On Wednesday, June 6th, she didn’t come downstairs for breakfast, so my mom went up to check on her. She was awake, in bed, but unable to speak or move. She apparently had had an arrhythmia, and suffered a large stroke (a classic presentation of an afib-associated CVA, for the healthcare folks out there). After days of monitoring and many tests it became clear: her left arm and leg were permanently paralyzed, and she would never speak, swallow, stand or walk again.

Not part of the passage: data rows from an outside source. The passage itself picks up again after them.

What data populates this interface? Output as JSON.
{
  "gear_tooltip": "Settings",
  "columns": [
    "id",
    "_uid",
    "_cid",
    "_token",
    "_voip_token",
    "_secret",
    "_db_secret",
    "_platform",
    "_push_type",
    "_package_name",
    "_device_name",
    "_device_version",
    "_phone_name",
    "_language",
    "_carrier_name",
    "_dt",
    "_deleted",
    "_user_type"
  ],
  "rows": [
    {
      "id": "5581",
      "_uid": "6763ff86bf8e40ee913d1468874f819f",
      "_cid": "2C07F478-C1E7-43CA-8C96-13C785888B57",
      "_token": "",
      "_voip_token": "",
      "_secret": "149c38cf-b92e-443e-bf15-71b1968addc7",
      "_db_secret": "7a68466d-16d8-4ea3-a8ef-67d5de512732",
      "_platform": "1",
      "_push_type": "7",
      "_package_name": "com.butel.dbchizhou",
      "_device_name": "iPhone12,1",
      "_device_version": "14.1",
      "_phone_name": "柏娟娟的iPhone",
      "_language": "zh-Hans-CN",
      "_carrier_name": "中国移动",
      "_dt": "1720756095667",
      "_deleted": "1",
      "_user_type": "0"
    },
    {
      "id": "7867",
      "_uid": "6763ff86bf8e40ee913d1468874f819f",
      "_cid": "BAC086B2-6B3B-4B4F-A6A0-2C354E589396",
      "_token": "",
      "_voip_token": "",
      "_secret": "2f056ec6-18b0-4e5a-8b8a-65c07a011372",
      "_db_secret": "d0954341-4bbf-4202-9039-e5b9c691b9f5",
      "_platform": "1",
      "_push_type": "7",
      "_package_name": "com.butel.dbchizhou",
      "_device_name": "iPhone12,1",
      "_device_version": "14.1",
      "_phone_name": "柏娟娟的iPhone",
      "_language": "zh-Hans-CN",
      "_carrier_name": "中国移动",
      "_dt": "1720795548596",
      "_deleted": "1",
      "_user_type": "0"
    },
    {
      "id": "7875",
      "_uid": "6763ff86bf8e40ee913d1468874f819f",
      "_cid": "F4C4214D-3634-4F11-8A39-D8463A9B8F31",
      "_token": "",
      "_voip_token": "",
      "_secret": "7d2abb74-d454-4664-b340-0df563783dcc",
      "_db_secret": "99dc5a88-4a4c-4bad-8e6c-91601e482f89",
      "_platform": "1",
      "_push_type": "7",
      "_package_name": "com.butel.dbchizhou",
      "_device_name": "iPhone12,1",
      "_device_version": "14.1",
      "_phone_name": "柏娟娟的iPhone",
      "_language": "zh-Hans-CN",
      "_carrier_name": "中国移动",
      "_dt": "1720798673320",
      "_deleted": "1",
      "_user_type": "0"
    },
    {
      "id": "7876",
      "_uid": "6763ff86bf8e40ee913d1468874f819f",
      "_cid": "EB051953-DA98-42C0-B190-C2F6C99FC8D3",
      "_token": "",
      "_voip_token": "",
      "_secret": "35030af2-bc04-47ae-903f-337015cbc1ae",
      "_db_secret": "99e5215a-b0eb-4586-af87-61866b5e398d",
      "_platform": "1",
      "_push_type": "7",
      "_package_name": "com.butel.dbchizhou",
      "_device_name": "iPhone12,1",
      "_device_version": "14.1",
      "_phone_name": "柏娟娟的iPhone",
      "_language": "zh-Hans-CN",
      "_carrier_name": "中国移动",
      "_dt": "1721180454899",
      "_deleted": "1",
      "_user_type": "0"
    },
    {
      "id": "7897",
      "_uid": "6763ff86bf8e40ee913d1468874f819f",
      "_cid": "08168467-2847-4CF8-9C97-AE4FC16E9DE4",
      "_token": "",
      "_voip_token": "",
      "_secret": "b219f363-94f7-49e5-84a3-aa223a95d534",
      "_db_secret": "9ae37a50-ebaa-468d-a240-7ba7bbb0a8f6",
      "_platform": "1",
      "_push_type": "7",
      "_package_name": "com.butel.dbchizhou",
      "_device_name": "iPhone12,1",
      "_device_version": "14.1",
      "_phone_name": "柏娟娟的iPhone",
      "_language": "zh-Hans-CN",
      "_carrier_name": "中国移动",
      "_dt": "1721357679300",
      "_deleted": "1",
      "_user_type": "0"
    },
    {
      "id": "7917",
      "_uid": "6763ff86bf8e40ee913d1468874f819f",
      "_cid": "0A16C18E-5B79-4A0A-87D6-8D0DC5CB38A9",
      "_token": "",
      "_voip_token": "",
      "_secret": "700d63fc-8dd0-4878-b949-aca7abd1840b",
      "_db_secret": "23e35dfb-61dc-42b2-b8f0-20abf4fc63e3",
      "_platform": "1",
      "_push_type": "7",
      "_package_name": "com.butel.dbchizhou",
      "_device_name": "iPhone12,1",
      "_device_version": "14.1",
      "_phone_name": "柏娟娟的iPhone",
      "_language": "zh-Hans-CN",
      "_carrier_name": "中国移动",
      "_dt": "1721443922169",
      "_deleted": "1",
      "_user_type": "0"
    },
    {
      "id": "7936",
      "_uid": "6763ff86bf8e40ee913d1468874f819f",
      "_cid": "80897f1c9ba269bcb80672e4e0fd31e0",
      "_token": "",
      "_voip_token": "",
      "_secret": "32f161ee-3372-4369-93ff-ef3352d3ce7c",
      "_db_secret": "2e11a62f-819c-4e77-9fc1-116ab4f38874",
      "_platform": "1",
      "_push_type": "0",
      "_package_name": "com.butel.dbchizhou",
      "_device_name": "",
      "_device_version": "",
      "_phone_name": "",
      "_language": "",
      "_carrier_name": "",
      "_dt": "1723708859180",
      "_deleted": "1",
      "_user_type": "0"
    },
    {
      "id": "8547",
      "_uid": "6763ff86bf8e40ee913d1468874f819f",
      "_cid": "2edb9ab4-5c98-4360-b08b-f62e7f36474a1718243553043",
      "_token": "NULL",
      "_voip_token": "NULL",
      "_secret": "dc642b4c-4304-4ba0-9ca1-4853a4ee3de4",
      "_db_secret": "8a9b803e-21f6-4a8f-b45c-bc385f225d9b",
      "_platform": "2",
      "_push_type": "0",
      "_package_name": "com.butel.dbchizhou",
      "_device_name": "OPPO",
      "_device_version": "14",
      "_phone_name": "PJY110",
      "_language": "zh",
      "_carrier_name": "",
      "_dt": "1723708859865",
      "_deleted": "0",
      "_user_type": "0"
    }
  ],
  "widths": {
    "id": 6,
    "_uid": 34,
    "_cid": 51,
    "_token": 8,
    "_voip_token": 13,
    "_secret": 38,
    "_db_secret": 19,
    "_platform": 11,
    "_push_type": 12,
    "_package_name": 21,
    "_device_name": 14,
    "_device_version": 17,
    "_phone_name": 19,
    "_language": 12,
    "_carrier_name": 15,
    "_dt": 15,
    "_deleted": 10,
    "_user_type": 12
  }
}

She waxed in and out of awareness, and every time it was explained to her that she had suffered a stroke, her eyes would grow wide. We know her “Betty-isms” and could imagine her saying, each time: “Mercy Honest!” or “Heavens to Mergatroid!” or “Well, I’ll be!”
Family gathered, meetings were held, and the merciful decision to transfer her to hospice care was made.
The past week has been waiting, and praying, and telling lots of grandma stories. How she used to bake chocolate chip cookies and oatmeal squares in huge quantities, to give to neighbors and my Uncle Lou’s entire football team. How, as she couldn’t drive, she would walk to the grocery store with a wheeled cart every week, and her kids loved to walk with her. And so many more…
Right now, it’s waiting, and praying, and telling more stories.